Start of Block

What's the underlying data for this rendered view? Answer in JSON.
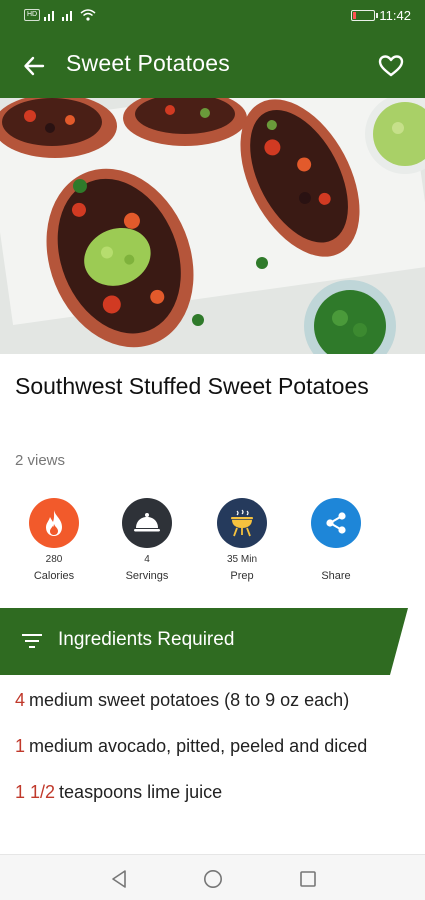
{
  "status_bar": {
    "left_tag": "HD",
    "time": "11:42"
  },
  "app_bar": {
    "title": "Sweet Potatoes"
  },
  "recipe": {
    "title": "Southwest Stuffed Sweet Potatoes",
    "views": "2 views"
  },
  "stats": [
    {
      "value": "280",
      "label": "Calories",
      "icon": "flame-icon",
      "color": "#f25a2b"
    },
    {
      "value": "4",
      "label": "Servings",
      "icon": "serving-dish-icon",
      "color": "#2e3238"
    },
    {
      "value": "35 Min",
      "label": "Prep",
      "icon": "grill-icon",
      "color": "#253a5c"
    },
    {
      "value": "",
      "label": "Share",
      "icon": "share-icon",
      "color": "#1e86d8"
    }
  ],
  "ingredients_header": {
    "title": "Ingredients Required",
    "color": "#2f6b21"
  },
  "ingredients": [
    {
      "qty": "4",
      "text": "medium sweet potatoes (8 to 9 oz each)"
    },
    {
      "qty": "1",
      "text": "medium avocado, pitted, peeled and diced"
    },
    {
      "qty": "1 1/2",
      "text": "teaspoons lime juice"
    }
  ],
  "colors": {
    "primary": "#2f6b21",
    "quantity": "#c0392b"
  }
}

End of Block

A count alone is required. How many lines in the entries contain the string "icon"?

4